Ron Paul has repeatedly declared that Social Security is unconstitutional. Apparently, that is not enough to stop him from collecting it though, as Paul revealed Wednesday that he receives social security benefits.

Here’s how Paul justified it:

Just as I use the post office, I use government highways, I use the banks, I use the federal reserve system, but that doesn’t mean you can’t work to remove this in the same way on Social Security. In the same way with Social Security, I am trying to make a transition.

Except, Paul cannot send mail without the post office. He cannot drive very far without highways. He can store his money without a bank, but it will be much less safe and lose its real value. However, he can certainly live a very full life without his social security checks.

Paul has never hidden his disdain for the program, but he also understands that simply cutting it is not an option. Older generations have paid into the system for years and expect to receive their benefits. Thus, Paul wants to wean off the mandatory system and make it voluntary:

Congress should eliminate unconstitutional spending – including unnecessary overseas commitments – and use the saved funds to help transition to a Social Security system that is completely voluntary. At some point in the near future Congress must allow taxpayers to opt out of federal payroll taxes in exchange for never receiving Social Security benefits.

The clear problem here is that allowing young workers (Paul says 25 and under) to opt out of Social Security means that there won’t be funds to pay out to those who have paid into it. Paul has promised that those who have put money into Social Security will receive their full benefits. But if the government is not collecting payroll taxes from the majority of young Americans, where is it going to get the money to pay for those benefits?

Paul’s answer has always been a bit vague.
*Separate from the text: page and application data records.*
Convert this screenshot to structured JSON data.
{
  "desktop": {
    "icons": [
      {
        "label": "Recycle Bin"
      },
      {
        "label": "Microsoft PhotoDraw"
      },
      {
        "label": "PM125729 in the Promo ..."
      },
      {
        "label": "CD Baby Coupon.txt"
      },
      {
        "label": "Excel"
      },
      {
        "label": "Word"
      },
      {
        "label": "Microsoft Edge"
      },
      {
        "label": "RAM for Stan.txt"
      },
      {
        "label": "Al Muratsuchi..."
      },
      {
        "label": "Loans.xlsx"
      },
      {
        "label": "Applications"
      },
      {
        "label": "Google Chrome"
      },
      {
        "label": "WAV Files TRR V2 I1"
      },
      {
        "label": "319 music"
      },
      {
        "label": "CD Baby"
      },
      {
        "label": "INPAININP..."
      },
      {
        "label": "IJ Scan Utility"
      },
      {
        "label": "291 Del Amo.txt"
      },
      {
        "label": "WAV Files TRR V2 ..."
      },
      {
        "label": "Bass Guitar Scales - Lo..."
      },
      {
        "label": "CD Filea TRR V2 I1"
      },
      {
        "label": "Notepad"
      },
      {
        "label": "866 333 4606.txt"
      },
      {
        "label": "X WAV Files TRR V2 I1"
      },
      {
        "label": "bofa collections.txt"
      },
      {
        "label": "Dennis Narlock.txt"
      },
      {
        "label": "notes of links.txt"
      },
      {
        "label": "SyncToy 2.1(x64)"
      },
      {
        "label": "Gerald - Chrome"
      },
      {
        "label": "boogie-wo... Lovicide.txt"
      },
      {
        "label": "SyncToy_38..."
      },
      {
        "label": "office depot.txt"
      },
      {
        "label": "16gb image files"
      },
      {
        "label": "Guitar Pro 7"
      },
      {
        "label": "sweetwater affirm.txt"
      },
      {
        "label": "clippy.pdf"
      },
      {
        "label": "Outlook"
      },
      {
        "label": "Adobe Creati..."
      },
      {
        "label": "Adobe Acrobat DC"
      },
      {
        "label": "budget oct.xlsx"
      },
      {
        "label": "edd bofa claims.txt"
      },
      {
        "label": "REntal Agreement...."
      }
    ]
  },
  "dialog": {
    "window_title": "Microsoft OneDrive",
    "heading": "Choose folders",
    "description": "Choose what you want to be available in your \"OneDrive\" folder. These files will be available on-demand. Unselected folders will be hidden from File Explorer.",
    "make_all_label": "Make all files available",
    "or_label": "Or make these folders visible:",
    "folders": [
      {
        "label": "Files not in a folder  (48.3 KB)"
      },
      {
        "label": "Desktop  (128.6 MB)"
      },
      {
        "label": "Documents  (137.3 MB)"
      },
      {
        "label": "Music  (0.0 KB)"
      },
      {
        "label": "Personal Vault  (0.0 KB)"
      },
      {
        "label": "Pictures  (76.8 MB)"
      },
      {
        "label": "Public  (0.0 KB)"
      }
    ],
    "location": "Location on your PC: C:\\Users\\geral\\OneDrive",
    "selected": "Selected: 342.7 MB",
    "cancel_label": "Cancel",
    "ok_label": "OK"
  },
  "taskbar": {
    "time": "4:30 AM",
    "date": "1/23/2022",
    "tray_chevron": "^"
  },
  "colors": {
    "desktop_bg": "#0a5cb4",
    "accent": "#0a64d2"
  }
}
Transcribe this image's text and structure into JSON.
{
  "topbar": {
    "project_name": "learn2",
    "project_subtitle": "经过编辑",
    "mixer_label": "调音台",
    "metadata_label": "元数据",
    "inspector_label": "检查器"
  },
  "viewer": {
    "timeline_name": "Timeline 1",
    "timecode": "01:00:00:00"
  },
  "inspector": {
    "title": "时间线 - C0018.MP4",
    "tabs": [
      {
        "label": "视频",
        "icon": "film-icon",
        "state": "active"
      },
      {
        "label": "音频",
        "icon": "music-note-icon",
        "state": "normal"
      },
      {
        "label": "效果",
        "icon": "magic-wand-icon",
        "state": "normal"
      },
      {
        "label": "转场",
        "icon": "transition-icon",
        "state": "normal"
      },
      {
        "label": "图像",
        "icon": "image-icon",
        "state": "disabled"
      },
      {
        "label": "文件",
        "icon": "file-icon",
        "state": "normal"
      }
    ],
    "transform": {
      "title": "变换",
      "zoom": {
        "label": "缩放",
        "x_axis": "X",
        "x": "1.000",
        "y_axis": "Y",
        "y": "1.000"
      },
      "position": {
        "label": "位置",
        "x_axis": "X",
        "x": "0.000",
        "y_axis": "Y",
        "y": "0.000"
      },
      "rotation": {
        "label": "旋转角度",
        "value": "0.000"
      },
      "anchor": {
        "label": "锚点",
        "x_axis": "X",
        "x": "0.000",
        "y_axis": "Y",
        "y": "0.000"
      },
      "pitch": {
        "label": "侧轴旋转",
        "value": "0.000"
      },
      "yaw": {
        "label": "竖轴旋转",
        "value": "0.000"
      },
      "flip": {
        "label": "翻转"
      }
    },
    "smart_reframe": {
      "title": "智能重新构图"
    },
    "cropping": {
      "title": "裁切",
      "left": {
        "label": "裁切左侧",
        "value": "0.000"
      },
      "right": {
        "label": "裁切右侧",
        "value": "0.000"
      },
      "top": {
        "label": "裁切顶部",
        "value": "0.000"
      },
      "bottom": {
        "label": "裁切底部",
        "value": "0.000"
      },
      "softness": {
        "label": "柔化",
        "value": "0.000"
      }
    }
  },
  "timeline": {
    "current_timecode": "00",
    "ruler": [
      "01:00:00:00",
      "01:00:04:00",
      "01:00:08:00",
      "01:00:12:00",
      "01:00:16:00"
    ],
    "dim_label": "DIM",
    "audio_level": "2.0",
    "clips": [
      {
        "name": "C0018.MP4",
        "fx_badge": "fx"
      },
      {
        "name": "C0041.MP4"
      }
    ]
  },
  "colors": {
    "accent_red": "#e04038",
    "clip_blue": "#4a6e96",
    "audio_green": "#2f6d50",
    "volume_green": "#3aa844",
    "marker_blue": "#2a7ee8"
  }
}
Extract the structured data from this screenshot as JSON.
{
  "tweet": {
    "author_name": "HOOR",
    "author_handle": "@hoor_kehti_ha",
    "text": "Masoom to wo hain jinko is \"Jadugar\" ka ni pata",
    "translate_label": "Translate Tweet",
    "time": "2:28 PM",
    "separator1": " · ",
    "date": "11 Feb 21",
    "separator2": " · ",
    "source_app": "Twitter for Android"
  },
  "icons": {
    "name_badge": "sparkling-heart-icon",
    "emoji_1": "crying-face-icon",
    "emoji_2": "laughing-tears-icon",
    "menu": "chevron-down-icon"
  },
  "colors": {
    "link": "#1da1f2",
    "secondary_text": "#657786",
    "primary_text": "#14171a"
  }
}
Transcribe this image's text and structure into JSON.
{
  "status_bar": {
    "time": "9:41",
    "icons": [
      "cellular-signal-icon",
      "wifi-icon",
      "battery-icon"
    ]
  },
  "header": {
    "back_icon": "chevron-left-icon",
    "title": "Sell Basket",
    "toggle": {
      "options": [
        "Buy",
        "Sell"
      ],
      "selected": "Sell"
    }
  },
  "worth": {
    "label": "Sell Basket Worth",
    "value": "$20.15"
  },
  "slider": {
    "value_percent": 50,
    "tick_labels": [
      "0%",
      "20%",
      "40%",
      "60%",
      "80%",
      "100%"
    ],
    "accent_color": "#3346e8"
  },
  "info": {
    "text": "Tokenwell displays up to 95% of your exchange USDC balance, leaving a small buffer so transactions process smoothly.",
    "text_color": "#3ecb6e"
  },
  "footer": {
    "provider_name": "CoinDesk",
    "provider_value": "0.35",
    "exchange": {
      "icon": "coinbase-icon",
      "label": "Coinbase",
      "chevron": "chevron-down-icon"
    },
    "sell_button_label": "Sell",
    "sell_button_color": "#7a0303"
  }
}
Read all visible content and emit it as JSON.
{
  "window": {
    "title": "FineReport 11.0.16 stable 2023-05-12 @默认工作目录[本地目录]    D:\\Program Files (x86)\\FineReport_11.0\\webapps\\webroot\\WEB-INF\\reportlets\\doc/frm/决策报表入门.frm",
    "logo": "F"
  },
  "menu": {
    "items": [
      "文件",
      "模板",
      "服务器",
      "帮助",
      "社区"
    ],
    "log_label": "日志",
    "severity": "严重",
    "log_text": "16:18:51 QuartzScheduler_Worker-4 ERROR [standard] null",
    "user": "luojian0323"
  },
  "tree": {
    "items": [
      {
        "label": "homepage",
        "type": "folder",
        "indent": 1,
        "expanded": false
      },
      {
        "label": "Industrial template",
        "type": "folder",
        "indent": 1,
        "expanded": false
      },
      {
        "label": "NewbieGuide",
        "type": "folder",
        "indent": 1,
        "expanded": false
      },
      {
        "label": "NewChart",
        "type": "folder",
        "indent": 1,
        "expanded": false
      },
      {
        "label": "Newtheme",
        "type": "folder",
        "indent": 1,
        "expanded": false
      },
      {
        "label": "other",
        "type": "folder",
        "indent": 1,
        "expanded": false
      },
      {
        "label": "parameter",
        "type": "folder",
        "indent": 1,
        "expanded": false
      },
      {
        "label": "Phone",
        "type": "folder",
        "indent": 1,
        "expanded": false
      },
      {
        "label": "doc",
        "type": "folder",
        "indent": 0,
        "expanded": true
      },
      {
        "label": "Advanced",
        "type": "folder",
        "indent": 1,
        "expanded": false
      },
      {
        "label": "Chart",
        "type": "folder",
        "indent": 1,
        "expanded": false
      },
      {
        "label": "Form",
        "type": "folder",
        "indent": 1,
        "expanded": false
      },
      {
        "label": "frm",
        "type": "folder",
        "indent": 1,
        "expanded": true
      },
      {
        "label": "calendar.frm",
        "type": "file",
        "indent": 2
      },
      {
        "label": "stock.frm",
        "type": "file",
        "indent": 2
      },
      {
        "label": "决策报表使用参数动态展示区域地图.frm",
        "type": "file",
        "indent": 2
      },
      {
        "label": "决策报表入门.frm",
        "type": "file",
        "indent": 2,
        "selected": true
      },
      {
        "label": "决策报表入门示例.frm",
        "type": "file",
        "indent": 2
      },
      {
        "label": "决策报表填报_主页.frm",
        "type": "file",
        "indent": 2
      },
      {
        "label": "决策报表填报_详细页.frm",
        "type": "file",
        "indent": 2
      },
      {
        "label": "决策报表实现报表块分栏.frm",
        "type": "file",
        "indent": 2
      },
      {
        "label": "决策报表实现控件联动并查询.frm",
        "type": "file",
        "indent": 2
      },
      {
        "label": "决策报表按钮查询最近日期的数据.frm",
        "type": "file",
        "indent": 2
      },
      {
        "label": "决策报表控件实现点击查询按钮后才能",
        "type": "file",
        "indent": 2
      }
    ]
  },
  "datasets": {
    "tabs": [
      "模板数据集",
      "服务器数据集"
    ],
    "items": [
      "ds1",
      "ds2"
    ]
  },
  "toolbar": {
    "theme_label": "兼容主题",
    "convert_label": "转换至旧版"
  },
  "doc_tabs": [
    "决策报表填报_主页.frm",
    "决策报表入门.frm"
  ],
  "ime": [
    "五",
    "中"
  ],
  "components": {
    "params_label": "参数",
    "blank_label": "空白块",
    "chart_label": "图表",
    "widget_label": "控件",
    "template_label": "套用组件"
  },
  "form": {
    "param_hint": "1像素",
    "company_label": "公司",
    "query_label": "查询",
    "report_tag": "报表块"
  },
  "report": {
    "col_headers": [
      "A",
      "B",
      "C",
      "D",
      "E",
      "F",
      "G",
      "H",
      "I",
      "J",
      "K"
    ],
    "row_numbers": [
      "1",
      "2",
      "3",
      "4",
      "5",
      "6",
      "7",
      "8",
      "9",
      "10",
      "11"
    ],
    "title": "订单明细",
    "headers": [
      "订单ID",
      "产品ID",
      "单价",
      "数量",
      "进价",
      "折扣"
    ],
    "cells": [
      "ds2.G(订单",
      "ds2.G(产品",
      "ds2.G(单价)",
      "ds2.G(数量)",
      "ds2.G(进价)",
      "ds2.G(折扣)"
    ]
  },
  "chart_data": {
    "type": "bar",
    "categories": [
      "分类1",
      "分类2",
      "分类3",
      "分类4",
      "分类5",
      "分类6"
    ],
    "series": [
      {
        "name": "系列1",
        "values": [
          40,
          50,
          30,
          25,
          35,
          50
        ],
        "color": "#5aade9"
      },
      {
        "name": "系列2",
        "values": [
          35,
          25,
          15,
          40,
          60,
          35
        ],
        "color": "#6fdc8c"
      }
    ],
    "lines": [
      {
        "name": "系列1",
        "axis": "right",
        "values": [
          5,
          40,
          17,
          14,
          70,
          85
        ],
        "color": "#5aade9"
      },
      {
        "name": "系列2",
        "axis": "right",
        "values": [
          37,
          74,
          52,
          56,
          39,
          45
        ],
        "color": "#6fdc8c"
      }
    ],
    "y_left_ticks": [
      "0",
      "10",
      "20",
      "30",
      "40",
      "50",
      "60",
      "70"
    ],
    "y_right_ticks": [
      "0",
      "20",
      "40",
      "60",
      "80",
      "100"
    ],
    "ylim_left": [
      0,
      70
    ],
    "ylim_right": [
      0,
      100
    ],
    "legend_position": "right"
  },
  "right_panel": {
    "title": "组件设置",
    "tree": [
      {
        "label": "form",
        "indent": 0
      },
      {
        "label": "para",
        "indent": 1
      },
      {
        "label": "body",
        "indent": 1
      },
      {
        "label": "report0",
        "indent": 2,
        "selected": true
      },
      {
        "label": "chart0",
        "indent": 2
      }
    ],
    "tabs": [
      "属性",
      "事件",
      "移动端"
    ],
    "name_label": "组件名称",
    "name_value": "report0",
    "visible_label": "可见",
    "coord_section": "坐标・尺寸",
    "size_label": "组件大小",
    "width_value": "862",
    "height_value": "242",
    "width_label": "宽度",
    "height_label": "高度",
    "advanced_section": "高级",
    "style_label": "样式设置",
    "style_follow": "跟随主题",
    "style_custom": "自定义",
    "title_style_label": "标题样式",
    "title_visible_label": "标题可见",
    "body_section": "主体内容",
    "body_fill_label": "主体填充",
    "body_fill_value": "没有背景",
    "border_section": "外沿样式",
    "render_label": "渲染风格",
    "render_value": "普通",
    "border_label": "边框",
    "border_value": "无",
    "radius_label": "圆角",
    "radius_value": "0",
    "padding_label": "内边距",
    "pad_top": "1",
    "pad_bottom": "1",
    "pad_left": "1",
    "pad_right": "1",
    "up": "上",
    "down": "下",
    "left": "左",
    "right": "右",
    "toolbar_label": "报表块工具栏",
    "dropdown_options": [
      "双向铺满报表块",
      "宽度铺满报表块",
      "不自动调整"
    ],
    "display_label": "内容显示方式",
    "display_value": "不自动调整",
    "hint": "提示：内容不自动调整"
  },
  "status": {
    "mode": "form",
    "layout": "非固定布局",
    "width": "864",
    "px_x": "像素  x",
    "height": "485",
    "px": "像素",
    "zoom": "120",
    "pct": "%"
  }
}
The chairman of his failed presidential campaign offered the most direct response last December:

It will require cuts elsewhere, but we can save hundreds of billions of dollars a year by bringing troops home, ending foreign welfare and overseas nation building and providing a stronger national defense here at home. If we cut and work hard, we can take care of our seniors who rely on their Medicare and Social Security.

Well, there is no way to cut hundreds of billions of dollars from foreign welfare as foreign aid is just $42.1 billion this year. As for bringing the troops home, Paul is using the same accounting gimmick that Obama used in his 2013 budget, counting $850 billion in savings from ending the wars in Iraq and Afghanistan. As Republicans pointed out in Obama’s budget, those “savings” are not real as the U.S. would have to borrow that money anyway, increasing the deficit.

If Paul wants to use that $850 billion to fund Social Security, he is going to have to borrow it to do so and if he wants it to be revenue neutral, he’s going to have to cut $850 billion from somewhere else.

And Paul also would like to cut the federal government by an additional $1 trillion in the next year. Thus, he wants to drastically cut the size of the government, allow young people to opt out of Social Security and still pay out Social Security benefits to all those who paid into the program. That means a lot of federal money is going toward Social Security.

And this doesn’t even get into the economic effects of Paul’s plan (Hint: think prolonged double-digit unemployment)

But it gets worse. Under current policy, the government will have to find more money to fund Social Security in the upcoming years, as the program is on pace to run out of money in 2035. Without much of the funding from payroll taxes, Paul’s plan will only exacerbate the problem.

Ron Paul, the man who consistently refers to Social Security as a Ponzi scheme, has the chance to stand behind his principles. He could have become an example for others who can also afford to forgo Social Security. He could have sacrificed his own rightful benefits for the cause he believes in. Instead, he collects his social security checks like everyone else while advocating a plan that would decimate the federal government as we know it.

Danny Vinik

Danny Vinik is an intern at the Washington Monthly.